**INPUT DATA**
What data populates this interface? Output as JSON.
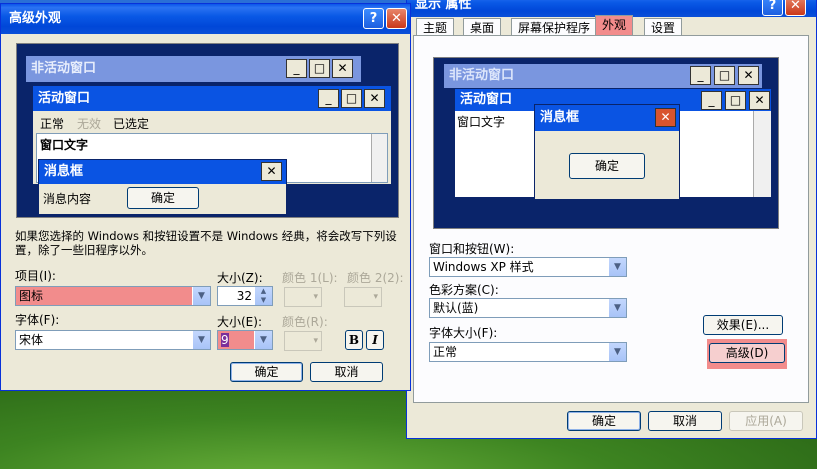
{
  "display_properties": {
    "title": "显示 属性",
    "tabs": [
      "主题",
      "桌面",
      "屏幕保护程序",
      "外观",
      "设置"
    ],
    "active_tab": "外观",
    "preview": {
      "inactive_window": "非活动窗口",
      "active_window": "活动窗口",
      "window_text": "窗口文字",
      "message_box": "消息框",
      "ok": "确定"
    },
    "windows_buttons_label": "窗口和按钮(W):",
    "windows_buttons_value": "Windows XP 样式",
    "color_scheme_label": "色彩方案(C):",
    "color_scheme_value": "默认(蓝)",
    "font_size_label": "字体大小(F):",
    "font_size_value": "正常",
    "effects_button": "效果(E)...",
    "advanced_button": "高级(D)",
    "ok_button": "确定",
    "cancel_button": "取消",
    "apply_button": "应用(A)"
  },
  "advanced": {
    "title": "高级外观",
    "preview": {
      "inactive_window": "非活动窗口",
      "active_window": "活动窗口",
      "menu_normal": "正常",
      "menu_disabled": "无效",
      "menu_selected": "已选定",
      "window_text": "窗口文字",
      "message_box": "消息框",
      "message_text": "消息内容",
      "ok": "确定"
    },
    "info_text": "如果您选择的 Windows 和按钮设置不是 Windows 经典，将会改写下列设置，除了一些旧程序以外。",
    "item_label": "项目(I):",
    "item_value": "图标",
    "size_label": "大小(Z):",
    "size_value": "32",
    "color1_label": "颜色 1(L):",
    "color2_label": "颜色 2(2):",
    "font_label": "字体(F):",
    "font_value": "宋体",
    "font_size_label": "大小(E):",
    "font_size_value": "9",
    "font_color_label": "颜色(R):",
    "bold": "B",
    "italic": "I",
    "ok_button": "确定",
    "cancel_button": "取消"
  }
}
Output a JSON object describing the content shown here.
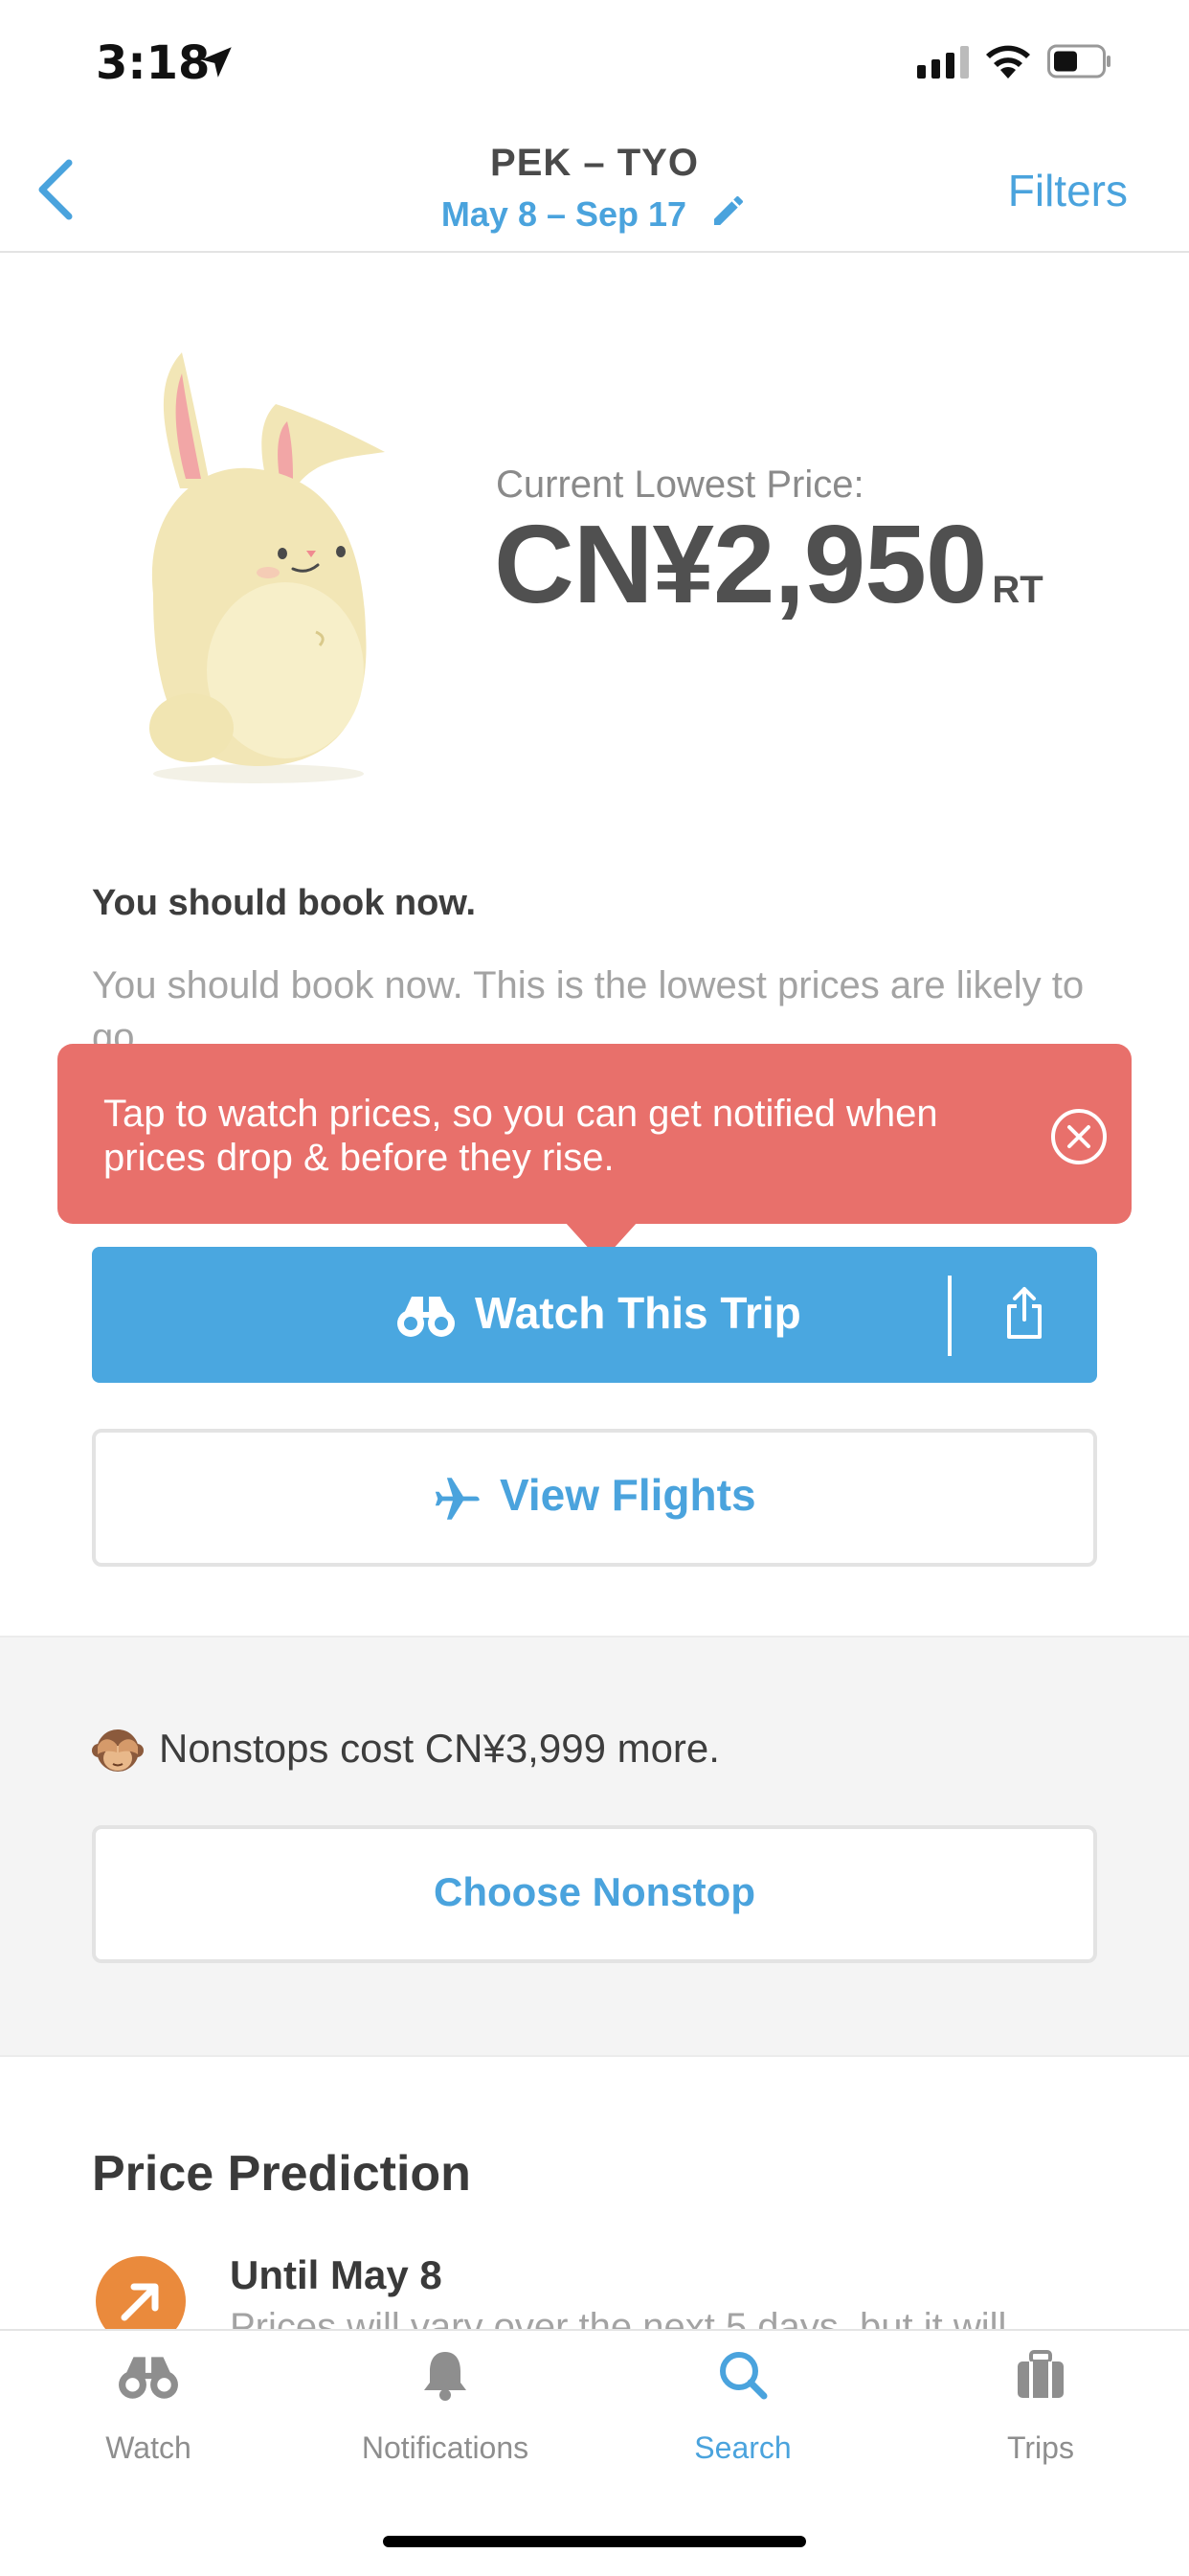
{
  "status_bar": {
    "time": "3:18"
  },
  "nav": {
    "route": "PEK – TYO",
    "dates": "May 8 – Sep 17",
    "filters_label": "Filters"
  },
  "hero": {
    "price_label": "Current Lowest Price:",
    "price_value": "CN¥2,950",
    "price_suffix": "RT"
  },
  "recommendation": {
    "title": "You should book now.",
    "text": "You should book now. This is the lowest prices are likely to go."
  },
  "tooltip": {
    "text": "Tap to watch prices, so you can get notified when prices drop & before they rise."
  },
  "actions": {
    "watch_label": "Watch This Trip",
    "view_flights_label": "View Flights"
  },
  "nonstop": {
    "text": "Nonstops cost CN¥3,999 more.",
    "button_label": "Choose Nonstop"
  },
  "prediction": {
    "title": "Price Prediction",
    "until": "Until May 8",
    "description": "Prices will vary over the next 5 days, but it will"
  },
  "tabs": [
    {
      "label": "Watch",
      "icon": "binoculars-icon",
      "active": false
    },
    {
      "label": "Notifications",
      "icon": "bell-icon",
      "active": false
    },
    {
      "label": "Search",
      "icon": "search-icon",
      "active": true
    },
    {
      "label": "Trips",
      "icon": "suitcase-icon",
      "active": false
    }
  ],
  "colors": {
    "accent": "#4aa3dd",
    "watch_button": "#4aa7e0",
    "tooltip": "#e8706b",
    "prediction_icon": "#ea8a3c"
  }
}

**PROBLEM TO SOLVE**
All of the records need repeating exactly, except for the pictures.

**TASK RESPONSE**
What data populates this interface? Output as JSON.
{
  "display_properties": {
    "title": "显示 属性",
    "tabs": [
      "主题",
      "桌面",
      "屏幕保护程序",
      "外观",
      "设置"
    ],
    "active_tab": "外观",
    "preview": {
      "inactive_window": "非活动窗口",
      "active_window": "活动窗口",
      "window_text": "窗口文字",
      "message_box": "消息框",
      "ok": "确定"
    },
    "windows_buttons_label": "窗口和按钮(W):",
    "windows_buttons_value": "Windows XP 样式",
    "color_scheme_label": "色彩方案(C):",
    "color_scheme_value": "默认(蓝)",
    "font_size_label": "字体大小(F):",
    "font_size_value": "正常",
    "effects_button": "效果(E)...",
    "advanced_button": "高级(D)",
    "ok_button": "确定",
    "cancel_button": "取消",
    "apply_button": "应用(A)"
  },
  "advanced": {
    "title": "高级外观",
    "preview": {
      "inactive_window": "非活动窗口",
      "active_window": "活动窗口",
      "menu_normal": "正常",
      "menu_disabled": "无效",
      "menu_selected": "已选定",
      "window_text": "窗口文字",
      "message_box": "消息框",
      "message_text": "消息内容",
      "ok": "确定"
    },
    "info_text": "如果您选择的 Windows 和按钮设置不是 Windows 经典，将会改写下列设置，除了一些旧程序以外。",
    "item_label": "项目(I):",
    "item_value": "图标",
    "size_label": "大小(Z):",
    "size_value": "32",
    "color1_label": "颜色 1(L):",
    "color2_label": "颜色 2(2):",
    "font_label": "字体(F):",
    "font_value": "宋体",
    "font_size_label": "大小(E):",
    "font_size_value": "9",
    "font_color_label": "颜色(R):",
    "bold": "B",
    "italic": "I",
    "ok_button": "确定",
    "cancel_button": "取消"
  }
}
Output a JSON object describing the content shown here.
{
  "status_bar": {
    "time": "3:18"
  },
  "nav": {
    "route": "PEK – TYO",
    "dates": "May 8 – Sep 17",
    "filters_label": "Filters"
  },
  "hero": {
    "price_label": "Current Lowest Price:",
    "price_value": "CN¥2,950",
    "price_suffix": "RT"
  },
  "recommendation": {
    "title": "You should book now.",
    "text": "You should book now. This is the lowest prices are likely to go."
  },
  "tooltip": {
    "text": "Tap to watch prices, so you can get notified when prices drop & before they rise."
  },
  "actions": {
    "watch_label": "Watch This Trip",
    "view_flights_label": "View Flights"
  },
  "nonstop": {
    "text": "Nonstops cost CN¥3,999 more.",
    "button_label": "Choose Nonstop"
  },
  "prediction": {
    "title": "Price Prediction",
    "until": "Until May 8",
    "description": "Prices will vary over the next 5 days, but it will"
  },
  "tabs": [
    {
      "label": "Watch",
      "icon": "binoculars-icon",
      "active": false
    },
    {
      "label": "Notifications",
      "icon": "bell-icon",
      "active": false
    },
    {
      "label": "Search",
      "icon": "search-icon",
      "active": true
    },
    {
      "label": "Trips",
      "icon": "suitcase-icon",
      "active": false
    }
  ],
  "colors": {
    "accent": "#4aa3dd",
    "watch_button": "#4aa7e0",
    "tooltip": "#e8706b",
    "prediction_icon": "#ea8a3c"
  }
}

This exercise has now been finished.